I remember being impressed with how Mr. Bates went about the business of planting, weeding, mowing, raking, painting, tinkering and puttering, seemingly oblivious to the fact that he was near ninety. In the fall when the leaves began to tumble down, he would stand outside, rake in hand, waiting expectantly, practically catching them as they landed on his lawn!
Every year, he planted nasturtiums along a low retaining wall that bordered his property on two sides. It was about 250 feet of ledge! But we could always depend on the raucous orange flowers to bloom along his section of the country road called Meadow Lane.
Mr. Bates cared for his bed-ridden wife all the years we lived on that street. He was friendly, willing to share a clump of brown-eyed Susans with a very young and inexperienced gardener. I never heard him complain and his motto seemed to be "just keep on, keeping on."
My daughter said it best when she repeated a line from a school play she was in about the early settlers, "We are Pilgrims, we do what we have to do." That was Mr. Bates.
Nasturtiums are an annual in my part of the world but I've seen them growing wild (and huge) in California where they are considered a weed. The leaves are edible and add an interesting bite to a summer salad. The flowers, which taste milder than the leaves, are lovely when used as a garnish for the salad. One year, I added nasturtium flowers and leaves to one of my herbal vinegars. The vinegar turned a lovely shade of orange and took on a lively peppery flavor.

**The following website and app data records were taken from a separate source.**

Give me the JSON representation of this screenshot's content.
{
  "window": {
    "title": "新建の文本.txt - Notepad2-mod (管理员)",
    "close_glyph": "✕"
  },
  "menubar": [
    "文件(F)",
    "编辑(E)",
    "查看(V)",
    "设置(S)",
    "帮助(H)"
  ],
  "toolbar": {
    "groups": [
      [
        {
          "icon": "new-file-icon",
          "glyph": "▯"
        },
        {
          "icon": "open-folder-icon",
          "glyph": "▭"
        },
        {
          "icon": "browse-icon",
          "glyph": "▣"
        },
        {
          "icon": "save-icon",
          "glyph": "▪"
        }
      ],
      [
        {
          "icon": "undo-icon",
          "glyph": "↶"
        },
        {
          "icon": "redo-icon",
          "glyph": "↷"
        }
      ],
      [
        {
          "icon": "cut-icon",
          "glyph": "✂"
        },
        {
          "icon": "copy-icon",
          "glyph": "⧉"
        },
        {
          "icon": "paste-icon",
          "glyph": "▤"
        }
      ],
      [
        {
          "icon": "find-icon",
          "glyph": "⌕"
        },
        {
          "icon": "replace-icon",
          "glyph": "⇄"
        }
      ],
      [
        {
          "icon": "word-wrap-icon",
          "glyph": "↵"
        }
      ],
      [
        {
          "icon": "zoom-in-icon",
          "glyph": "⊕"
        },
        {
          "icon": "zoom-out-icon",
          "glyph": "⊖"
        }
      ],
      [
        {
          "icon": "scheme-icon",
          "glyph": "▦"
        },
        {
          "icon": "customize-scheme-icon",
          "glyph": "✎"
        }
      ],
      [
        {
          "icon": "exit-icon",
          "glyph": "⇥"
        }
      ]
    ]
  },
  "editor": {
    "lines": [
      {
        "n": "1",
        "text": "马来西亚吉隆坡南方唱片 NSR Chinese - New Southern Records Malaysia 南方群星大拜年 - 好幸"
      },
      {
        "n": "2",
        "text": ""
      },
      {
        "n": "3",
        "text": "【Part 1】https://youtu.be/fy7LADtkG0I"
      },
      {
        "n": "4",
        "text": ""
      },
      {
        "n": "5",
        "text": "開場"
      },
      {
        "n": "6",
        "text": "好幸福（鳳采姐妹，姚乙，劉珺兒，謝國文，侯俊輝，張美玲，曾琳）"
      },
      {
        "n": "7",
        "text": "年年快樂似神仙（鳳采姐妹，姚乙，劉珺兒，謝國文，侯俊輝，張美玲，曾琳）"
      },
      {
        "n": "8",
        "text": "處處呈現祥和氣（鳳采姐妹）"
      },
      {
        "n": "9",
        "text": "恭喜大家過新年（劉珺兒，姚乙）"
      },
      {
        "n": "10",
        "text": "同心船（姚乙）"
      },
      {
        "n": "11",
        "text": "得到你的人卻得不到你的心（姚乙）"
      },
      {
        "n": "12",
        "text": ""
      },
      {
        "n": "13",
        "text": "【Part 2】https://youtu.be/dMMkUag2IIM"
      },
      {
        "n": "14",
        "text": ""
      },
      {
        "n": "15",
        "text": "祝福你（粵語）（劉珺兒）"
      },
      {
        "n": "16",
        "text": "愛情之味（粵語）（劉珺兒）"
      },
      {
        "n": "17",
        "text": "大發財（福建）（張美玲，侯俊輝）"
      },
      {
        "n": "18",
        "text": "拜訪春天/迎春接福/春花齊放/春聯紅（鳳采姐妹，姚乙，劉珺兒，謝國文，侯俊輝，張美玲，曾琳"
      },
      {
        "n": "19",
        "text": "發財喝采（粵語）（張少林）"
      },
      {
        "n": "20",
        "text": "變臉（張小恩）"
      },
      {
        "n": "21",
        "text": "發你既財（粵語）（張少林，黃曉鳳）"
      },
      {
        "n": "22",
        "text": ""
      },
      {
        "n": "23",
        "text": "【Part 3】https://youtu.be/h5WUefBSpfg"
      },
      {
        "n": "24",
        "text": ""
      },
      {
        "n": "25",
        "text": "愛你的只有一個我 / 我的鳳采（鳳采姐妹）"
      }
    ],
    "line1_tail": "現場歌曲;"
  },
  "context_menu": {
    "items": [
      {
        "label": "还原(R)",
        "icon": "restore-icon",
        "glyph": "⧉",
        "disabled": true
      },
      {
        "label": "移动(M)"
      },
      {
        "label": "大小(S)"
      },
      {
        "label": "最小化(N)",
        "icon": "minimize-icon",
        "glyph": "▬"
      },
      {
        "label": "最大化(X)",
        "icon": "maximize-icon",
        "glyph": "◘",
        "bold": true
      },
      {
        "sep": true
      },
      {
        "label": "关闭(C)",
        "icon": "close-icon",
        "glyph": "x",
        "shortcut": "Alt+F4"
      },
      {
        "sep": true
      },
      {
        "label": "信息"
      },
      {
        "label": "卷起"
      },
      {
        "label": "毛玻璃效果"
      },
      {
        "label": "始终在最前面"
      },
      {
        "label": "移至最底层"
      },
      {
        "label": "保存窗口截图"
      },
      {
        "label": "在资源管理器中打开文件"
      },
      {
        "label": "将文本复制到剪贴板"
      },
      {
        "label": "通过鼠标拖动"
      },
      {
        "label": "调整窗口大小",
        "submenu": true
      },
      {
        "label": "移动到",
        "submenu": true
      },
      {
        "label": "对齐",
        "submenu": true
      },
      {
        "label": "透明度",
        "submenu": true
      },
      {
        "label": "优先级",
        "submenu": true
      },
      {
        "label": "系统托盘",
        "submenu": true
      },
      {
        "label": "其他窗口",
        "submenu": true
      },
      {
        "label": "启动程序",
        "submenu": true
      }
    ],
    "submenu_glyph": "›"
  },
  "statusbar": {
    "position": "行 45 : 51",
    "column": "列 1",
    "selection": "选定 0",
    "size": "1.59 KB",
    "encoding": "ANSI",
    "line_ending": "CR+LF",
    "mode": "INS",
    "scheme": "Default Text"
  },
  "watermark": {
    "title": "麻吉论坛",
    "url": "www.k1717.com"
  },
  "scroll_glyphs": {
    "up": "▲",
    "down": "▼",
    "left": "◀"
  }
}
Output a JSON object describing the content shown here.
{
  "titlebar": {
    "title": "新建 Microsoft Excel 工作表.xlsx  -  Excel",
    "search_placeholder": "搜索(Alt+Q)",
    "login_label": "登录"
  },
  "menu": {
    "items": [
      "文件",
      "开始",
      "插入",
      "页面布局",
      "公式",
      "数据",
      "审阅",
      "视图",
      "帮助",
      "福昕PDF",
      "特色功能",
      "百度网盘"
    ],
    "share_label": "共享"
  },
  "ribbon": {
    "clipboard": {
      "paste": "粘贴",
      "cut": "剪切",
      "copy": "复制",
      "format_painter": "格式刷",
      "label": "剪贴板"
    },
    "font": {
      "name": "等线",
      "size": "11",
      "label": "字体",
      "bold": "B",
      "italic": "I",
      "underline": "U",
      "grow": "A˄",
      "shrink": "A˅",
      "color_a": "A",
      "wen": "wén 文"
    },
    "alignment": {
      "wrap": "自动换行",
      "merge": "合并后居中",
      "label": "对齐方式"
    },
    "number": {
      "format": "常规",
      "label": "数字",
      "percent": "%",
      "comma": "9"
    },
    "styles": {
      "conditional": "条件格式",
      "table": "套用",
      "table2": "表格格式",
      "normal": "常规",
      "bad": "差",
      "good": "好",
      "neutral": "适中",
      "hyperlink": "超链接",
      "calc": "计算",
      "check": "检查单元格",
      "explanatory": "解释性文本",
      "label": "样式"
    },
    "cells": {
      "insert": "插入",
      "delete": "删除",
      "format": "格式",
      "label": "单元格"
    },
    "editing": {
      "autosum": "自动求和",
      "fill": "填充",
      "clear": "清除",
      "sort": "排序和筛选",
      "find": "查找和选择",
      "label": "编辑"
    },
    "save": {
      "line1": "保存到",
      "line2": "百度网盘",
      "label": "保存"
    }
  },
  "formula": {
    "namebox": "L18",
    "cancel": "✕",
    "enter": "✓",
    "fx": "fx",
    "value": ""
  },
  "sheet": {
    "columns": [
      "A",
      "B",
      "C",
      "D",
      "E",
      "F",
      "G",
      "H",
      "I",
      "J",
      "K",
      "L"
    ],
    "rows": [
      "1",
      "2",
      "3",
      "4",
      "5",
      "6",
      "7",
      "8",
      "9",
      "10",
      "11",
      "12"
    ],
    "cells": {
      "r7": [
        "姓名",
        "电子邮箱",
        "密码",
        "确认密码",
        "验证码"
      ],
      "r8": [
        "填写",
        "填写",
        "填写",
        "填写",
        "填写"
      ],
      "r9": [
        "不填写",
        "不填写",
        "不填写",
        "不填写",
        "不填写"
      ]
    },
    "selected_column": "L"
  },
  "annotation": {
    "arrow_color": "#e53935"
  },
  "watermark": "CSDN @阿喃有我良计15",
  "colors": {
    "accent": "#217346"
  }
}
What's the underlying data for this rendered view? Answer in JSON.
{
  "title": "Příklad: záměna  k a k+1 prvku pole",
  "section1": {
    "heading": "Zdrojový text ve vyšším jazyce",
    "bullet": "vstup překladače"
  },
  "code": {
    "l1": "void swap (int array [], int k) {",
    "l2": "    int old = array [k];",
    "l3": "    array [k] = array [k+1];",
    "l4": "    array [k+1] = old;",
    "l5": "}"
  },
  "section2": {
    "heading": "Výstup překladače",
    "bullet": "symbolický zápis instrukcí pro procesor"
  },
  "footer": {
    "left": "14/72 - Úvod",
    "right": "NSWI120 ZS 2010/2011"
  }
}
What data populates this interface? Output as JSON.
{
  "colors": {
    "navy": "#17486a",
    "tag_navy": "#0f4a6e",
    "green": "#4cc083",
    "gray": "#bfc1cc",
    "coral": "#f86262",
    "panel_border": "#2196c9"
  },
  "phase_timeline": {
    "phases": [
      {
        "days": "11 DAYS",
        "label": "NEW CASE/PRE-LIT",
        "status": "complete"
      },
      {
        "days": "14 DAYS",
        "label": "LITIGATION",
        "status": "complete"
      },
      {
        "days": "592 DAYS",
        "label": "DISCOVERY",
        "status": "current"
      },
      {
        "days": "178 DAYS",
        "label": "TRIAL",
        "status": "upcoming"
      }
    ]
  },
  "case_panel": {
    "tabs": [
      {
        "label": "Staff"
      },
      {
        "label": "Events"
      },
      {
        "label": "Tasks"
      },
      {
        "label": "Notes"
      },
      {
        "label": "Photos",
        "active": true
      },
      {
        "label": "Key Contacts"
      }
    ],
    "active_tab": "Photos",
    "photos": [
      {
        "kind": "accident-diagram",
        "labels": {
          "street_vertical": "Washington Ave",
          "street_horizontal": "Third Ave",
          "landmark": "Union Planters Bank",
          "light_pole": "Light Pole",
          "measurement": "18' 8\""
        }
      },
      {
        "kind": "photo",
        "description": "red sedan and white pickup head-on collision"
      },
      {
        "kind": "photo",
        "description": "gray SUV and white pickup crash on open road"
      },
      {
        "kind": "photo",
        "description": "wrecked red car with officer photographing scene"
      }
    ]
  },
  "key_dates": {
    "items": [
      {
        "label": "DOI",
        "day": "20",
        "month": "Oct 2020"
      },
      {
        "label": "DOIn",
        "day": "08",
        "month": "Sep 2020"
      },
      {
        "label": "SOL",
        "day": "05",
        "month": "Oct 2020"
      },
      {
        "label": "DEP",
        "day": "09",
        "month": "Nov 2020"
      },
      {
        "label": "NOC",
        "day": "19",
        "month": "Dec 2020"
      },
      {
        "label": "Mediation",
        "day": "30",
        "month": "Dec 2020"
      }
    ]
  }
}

Take Away - Bright orange Nasturtiums remind me of an old New England neighbor.